  • Ryuu - The Japanese dragon.




  • Ubume - The spirit of a woman who died in childbirth.
  • Uma-no-ashi - A horse's leg which dangles from a tree and kicks passersby.
  • Umibōzu - A giant monster appearing on the surface of the sea.
  • Umi-nyōbō - A female sea monster who steals fish.
  • Ungaikyo - A possessed mirror.
  • Ushi-no-tokimairi
  • Ushi-oni - A name given to an assortment of ox-headed monsters.
  • Ushirogami
  • Uwan - A spirit named for the sound it shouts when surprising people.


  • Waira - A large beast that lurks in the mountains, about which little is known.
  • Wani - A water monster comparable to an alligator or crocodile. A related word has been applied to the Saltwater crocodile.
  • Wanyūdō - A flaming wheel with a man's head in the center, that sucks out the soul of anyone who sees it.



See also


  1. ^
  2. ^ Clarissa Pinkola Estés, Women who Run with the Wolves (1996), Ch. 12.

External links

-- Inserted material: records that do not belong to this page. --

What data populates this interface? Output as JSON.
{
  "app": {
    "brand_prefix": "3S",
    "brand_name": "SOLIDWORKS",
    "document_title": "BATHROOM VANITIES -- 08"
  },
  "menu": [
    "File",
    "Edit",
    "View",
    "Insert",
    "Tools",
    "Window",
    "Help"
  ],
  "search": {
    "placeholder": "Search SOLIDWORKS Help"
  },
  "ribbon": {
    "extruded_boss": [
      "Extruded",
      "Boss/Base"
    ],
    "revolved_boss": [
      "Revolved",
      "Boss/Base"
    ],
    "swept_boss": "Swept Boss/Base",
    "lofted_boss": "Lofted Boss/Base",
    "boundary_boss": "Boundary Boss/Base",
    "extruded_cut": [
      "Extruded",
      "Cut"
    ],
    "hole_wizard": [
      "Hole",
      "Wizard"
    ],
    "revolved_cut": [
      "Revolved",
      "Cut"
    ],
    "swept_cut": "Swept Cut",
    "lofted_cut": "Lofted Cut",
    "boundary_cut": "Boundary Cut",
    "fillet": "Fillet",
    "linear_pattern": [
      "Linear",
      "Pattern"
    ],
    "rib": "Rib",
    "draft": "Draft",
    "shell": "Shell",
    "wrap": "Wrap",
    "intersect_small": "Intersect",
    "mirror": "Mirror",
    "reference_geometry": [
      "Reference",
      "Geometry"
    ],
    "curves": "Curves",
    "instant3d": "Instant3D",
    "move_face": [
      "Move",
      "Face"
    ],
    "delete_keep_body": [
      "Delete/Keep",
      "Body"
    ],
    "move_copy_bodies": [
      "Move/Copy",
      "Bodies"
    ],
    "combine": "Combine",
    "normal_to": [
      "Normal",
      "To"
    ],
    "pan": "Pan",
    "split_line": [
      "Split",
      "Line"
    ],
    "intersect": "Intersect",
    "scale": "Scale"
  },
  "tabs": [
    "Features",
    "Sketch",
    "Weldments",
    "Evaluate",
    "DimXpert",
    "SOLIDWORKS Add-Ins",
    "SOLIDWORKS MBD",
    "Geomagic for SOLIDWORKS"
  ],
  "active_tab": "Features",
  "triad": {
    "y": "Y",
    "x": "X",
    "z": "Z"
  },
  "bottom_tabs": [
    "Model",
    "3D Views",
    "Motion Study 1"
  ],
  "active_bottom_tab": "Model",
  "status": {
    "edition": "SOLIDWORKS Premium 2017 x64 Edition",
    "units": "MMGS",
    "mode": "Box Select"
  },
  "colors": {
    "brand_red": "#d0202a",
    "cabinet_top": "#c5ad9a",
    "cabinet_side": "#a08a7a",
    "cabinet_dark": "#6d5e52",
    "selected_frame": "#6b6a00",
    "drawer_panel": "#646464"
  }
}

  • Photo Dictionary of Japanese Buddhist and Shinto Deities
This article was sourced from Creative Commons Attribution-ShareAlike License; additional terms may apply. World Heritage Encyclopedia content is assembled from numerous content providers, Open Access Publishing, and in compliance with The Fair Access to Science and Technology Research Act (FASTR), Wikimedia Foundation, Inc., Public Library of Science, The Encyclopedia of Life, Open Book Publishers (OBP), PubMed, U.S. National Library of Medicine, National Center for Biotechnology Information, U.S. National Library of Medicine, National Institutes of Health (NIH), U.S. Department of Health & Human Services, and, which sources content from all federal, state, local, tribal, and territorial government publication portals (.gov, .mil, .edu). Funding for and content contributors is made possible from the U.S. Congress, E-Government Act of 2002.
Crowd sourced content that is contributed to World Heritage Encyclopedia is peer reviewed and edited by our editorial staff to ensure quality scholarly research articles.
By using this site, you agree to the Terms of Use and Privacy Policy. World Heritage Encyclopedia™ is a registered trademark of the World Public Library Association, a non-profit organization.

Copyright © World Library Foundation. All rights reserved. eBooks from Project Gutenberg are sponsored by the World Library Foundation,
a 501c(4) Member's Support Non-Profit Organization, and is NOT affiliated with any governmental agency or department.